Exercise objective - Copy whichever lines of the data hold the word "sender".

*** Opening Given records ***

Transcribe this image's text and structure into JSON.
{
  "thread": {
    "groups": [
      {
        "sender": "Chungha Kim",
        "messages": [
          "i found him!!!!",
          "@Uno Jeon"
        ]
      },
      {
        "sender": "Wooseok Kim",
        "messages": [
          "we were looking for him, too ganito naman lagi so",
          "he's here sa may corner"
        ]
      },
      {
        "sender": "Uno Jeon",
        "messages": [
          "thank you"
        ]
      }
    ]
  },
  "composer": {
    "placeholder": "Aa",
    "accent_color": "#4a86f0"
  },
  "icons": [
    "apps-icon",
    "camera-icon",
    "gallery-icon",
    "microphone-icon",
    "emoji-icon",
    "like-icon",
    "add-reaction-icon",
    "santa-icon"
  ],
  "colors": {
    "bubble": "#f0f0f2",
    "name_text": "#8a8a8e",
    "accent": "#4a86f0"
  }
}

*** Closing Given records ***

Problem solution -
        "sender": "Chungha Kim",
        "sender": "Wooseok Kim",
        "sender": "Uno Jeon",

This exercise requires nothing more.